[[ RECORDS FOR THE TASK open ]]
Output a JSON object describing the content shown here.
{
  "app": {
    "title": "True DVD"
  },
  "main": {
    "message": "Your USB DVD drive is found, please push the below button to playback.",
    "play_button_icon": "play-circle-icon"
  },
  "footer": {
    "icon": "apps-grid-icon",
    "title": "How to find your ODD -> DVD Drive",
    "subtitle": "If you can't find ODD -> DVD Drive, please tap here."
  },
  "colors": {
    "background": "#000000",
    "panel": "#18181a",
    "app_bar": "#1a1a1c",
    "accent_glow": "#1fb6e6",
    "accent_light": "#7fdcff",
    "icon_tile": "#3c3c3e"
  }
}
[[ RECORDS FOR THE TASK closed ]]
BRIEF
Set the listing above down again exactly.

ANSWER SECTION
Output a JSON object describing the content shown here.
{
  "app": {
    "title": "True DVD"
  },
  "main": {
    "message": "Your USB DVD drive is found, please push the below button to playback.",
    "play_button_icon": "play-circle-icon"
  },
  "footer": {
    "icon": "apps-grid-icon",
    "title": "How to find your ODD -> DVD Drive",
    "subtitle": "If you can't find ODD -> DVD Drive, please tap here."
  },
  "colors": {
    "background": "#000000",
    "panel": "#18181a",
    "app_bar": "#1a1a1c",
    "accent_glow": "#1fb6e6",
    "accent_light": "#7fdcff",
    "icon_tile": "#3c3c3e"
  }
}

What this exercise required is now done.